In 1990, Lamelas headed south to Miami to launch his practice, but after 13 years he wanted to try something different. “I wanted to do something that would make a difference. I was doing other kinds of [cardiac] surgery, but I was very interested in what they were doing with minimally invasive techniques in other fields.”

In traditional cardiac surgery (open heart surgery), the chest is opened and the heart is stopped while a machine does the pumping as the surgeon operates. A hospital stay of several days is required and recovery can take months. In the minimally invasive procedure that Lamelas helped pioneer and perfect, an incision less than two-inches is made on the right side of the patient’s chest between the ribs – “less than the size of a finger,” as Lamelas puts it — and, using special instruments that he helped to create and patent, access is gained to the heart. This minimally invasive approach enables most patients to go home in about three days, with less tissue trauma, scarring, and pain. Risk of infection is also lower and healing is quicker.

Over the years, Lamelas has developed a series of repair-and-replacement valve techniques that he has dubbed the “Miami Method.”

When asked how he came up with the name, he laughed. “I wanted the city to get credit.”

After several medical device companies shrugged off his request, he worked with a patient, who was an engineer, to develop special operating tools now used around the world.

He began by operating only on the aortic and mitral valve and expanded the minimally invasive techniques to double and triple valve surgery, ascending aortic surgery, tumor removal, and even congenital cardiac defects. “The Miami Method,” he said, is unique because, “I don’t utilize only one technique, because there are no two valves that are exactly alike.”
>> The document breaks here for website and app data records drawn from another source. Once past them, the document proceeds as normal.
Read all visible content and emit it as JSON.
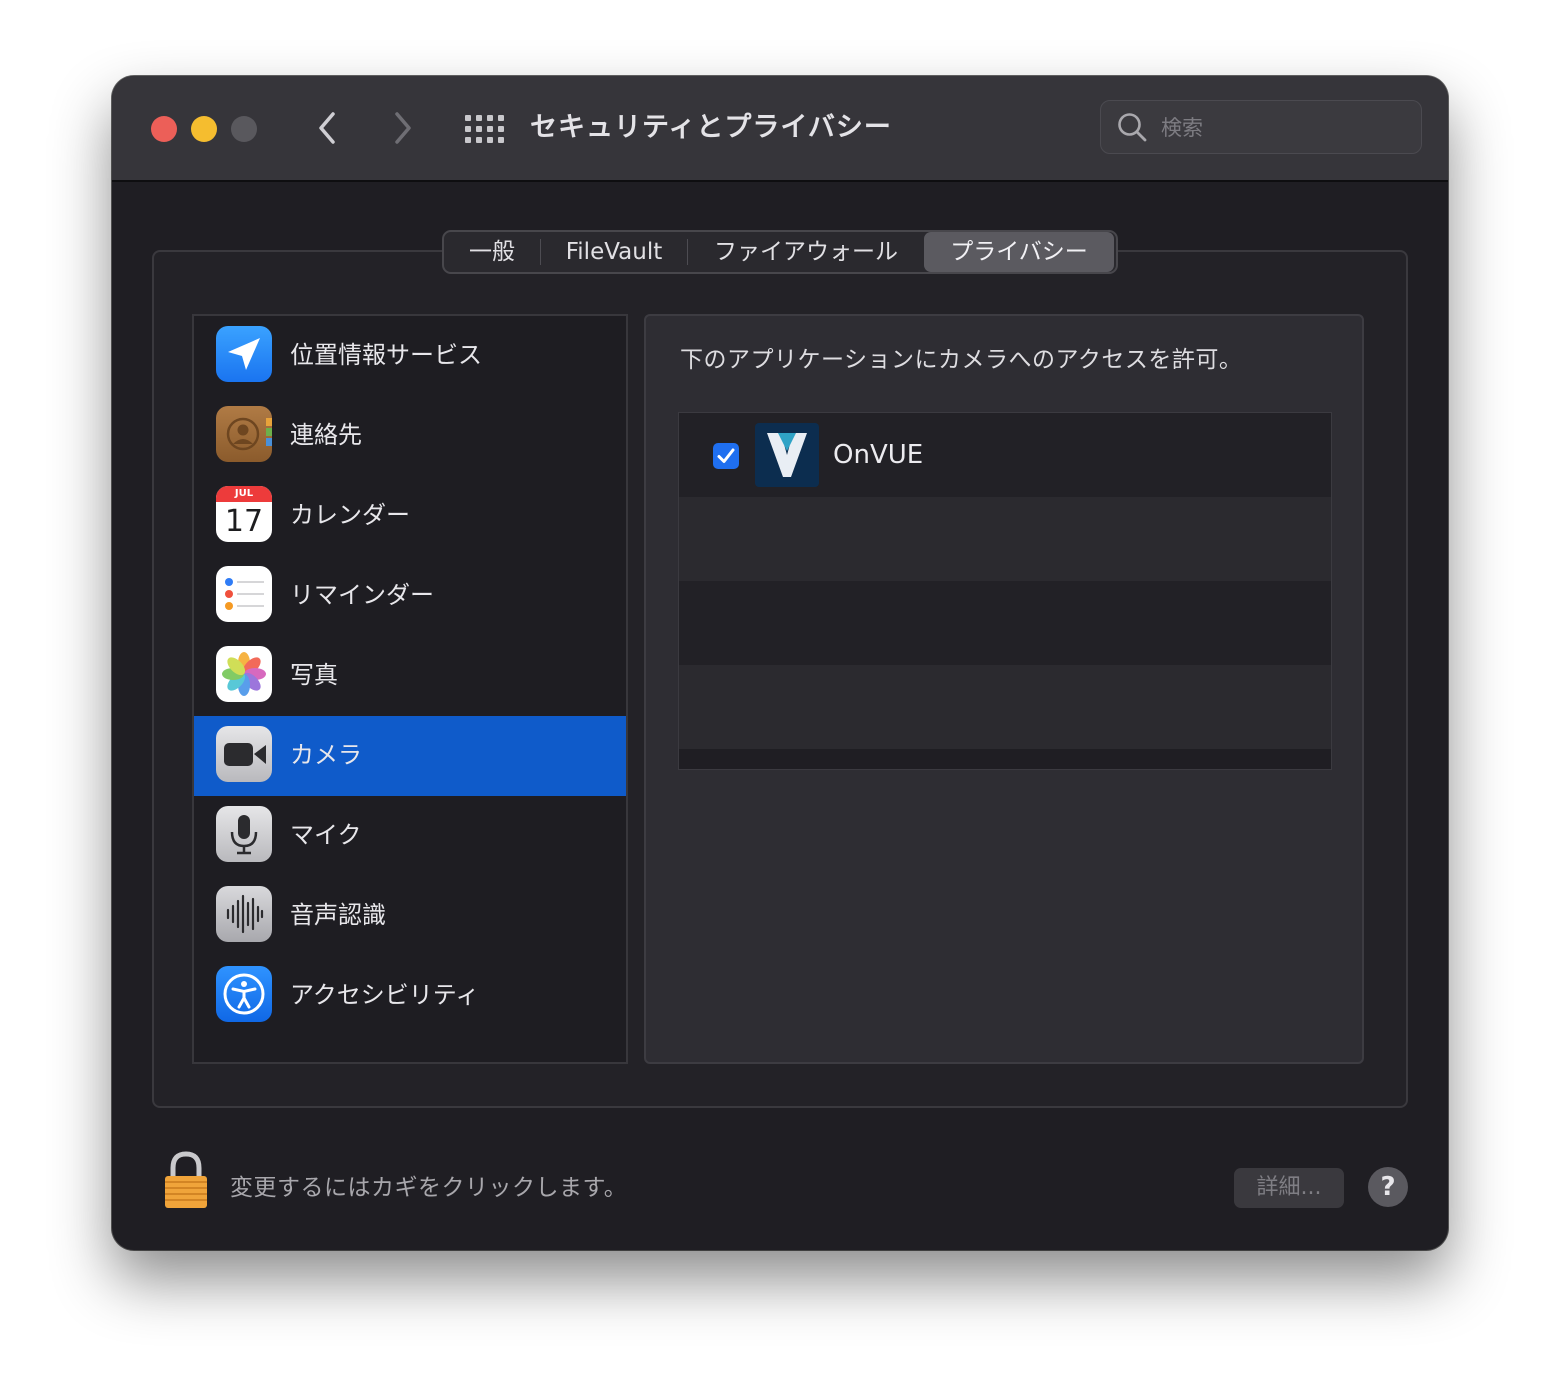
{
  "window": {
    "title": "セキュリティとプライバシー",
    "search_placeholder": "検索"
  },
  "tabs": [
    {
      "label": "一般",
      "active": false
    },
    {
      "label": "FileVault",
      "active": false
    },
    {
      "label": "ファイアウォール",
      "active": false
    },
    {
      "label": "プライバシー",
      "active": true
    }
  ],
  "sidebar": {
    "items": [
      {
        "label": "位置情報サービス",
        "icon": "location-arrow-icon"
      },
      {
        "label": "連絡先",
        "icon": "contacts-icon"
      },
      {
        "label": "カレンダー",
        "icon": "calendar-icon",
        "month": "JUL",
        "day": "17"
      },
      {
        "label": "リマインダー",
        "icon": "reminders-icon"
      },
      {
        "label": "写真",
        "icon": "photos-icon"
      },
      {
        "label": "カメラ",
        "icon": "camera-icon",
        "selected": true
      },
      {
        "label": "マイク",
        "icon": "microphone-icon"
      },
      {
        "label": "音声認識",
        "icon": "speech-recognition-icon"
      },
      {
        "label": "アクセシビリティ",
        "icon": "accessibility-icon"
      }
    ]
  },
  "content": {
    "description": "下のアプリケーションにカメラへのアクセスを許可。",
    "apps": [
      {
        "name": "OnVUE",
        "checked": true,
        "icon": "onvue-icon"
      }
    ]
  },
  "footer": {
    "lock_text": "変更するにはカギをクリックします。",
    "advanced_label": "詳細...",
    "help_label": "?"
  },
  "colors": {
    "selection": "#0f5bca",
    "checkbox": "#1f6ff0",
    "close": "#ec5f58",
    "minimize": "#f5bd2f"
  }
}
In Miami, there is potential for even more innovation. “I’ve always believed South Florida should have a pillar cardiac surgery program within an academic institution,” he said, “and I truly believe that my drive and motivation along with the support of the University of Miami will make that happen.”